◆ Your assignment
Identify all lines below that hold "Burger" and collect them.

START Data for analysis

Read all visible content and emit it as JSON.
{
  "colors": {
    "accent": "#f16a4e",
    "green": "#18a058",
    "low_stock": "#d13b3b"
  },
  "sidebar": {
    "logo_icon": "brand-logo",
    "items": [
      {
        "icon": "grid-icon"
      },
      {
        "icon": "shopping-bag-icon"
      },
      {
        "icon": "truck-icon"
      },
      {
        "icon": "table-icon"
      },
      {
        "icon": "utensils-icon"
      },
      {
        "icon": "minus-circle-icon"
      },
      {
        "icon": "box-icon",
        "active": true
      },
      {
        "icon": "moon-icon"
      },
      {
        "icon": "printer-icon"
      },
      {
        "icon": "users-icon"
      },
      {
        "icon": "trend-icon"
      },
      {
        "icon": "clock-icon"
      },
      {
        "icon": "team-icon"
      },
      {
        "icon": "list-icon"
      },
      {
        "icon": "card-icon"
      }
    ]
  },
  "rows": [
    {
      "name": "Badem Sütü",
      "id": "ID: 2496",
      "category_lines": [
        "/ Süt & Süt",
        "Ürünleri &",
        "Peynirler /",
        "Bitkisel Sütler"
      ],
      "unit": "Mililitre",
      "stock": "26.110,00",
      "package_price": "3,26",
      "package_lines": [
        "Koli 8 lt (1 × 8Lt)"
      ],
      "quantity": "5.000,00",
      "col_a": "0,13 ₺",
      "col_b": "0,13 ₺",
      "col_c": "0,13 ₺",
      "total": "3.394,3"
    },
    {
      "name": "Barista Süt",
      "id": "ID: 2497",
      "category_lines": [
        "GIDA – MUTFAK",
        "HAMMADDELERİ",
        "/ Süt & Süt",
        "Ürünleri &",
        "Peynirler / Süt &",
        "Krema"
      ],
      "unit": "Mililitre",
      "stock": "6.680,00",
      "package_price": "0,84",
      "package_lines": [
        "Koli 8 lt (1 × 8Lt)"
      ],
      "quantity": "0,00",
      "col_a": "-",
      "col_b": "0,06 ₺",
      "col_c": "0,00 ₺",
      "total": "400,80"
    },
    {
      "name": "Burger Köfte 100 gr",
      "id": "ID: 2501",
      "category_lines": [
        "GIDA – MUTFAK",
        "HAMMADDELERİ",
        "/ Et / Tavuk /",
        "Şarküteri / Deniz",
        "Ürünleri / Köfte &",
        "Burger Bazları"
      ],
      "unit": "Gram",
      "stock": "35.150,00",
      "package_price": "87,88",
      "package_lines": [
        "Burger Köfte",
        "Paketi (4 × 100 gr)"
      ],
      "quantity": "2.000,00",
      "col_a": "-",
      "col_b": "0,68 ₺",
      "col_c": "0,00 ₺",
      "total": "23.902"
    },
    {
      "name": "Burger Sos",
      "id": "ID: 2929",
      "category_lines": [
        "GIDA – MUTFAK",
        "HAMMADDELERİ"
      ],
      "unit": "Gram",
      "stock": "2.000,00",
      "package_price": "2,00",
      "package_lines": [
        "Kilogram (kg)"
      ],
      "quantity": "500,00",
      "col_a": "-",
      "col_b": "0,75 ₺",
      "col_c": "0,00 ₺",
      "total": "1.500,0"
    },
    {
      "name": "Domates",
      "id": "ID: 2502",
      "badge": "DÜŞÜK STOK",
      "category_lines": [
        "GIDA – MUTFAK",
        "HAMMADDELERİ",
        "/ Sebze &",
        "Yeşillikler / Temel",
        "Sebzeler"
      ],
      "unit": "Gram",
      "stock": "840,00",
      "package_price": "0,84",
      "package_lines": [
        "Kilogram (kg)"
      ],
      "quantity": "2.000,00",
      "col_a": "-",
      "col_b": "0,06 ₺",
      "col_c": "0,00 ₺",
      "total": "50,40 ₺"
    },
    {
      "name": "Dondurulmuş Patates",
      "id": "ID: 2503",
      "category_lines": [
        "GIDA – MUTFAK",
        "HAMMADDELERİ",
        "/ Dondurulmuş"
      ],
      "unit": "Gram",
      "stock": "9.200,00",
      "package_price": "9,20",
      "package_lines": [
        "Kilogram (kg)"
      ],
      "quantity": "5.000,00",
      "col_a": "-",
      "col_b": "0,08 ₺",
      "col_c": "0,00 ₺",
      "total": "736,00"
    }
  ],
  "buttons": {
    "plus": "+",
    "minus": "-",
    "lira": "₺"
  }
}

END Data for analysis

◆ Solution
      "name": "Burger Köfte 100 gr",
        "Burger Bazları"
        "Burger Köfte",
      "name": "Burger Sos",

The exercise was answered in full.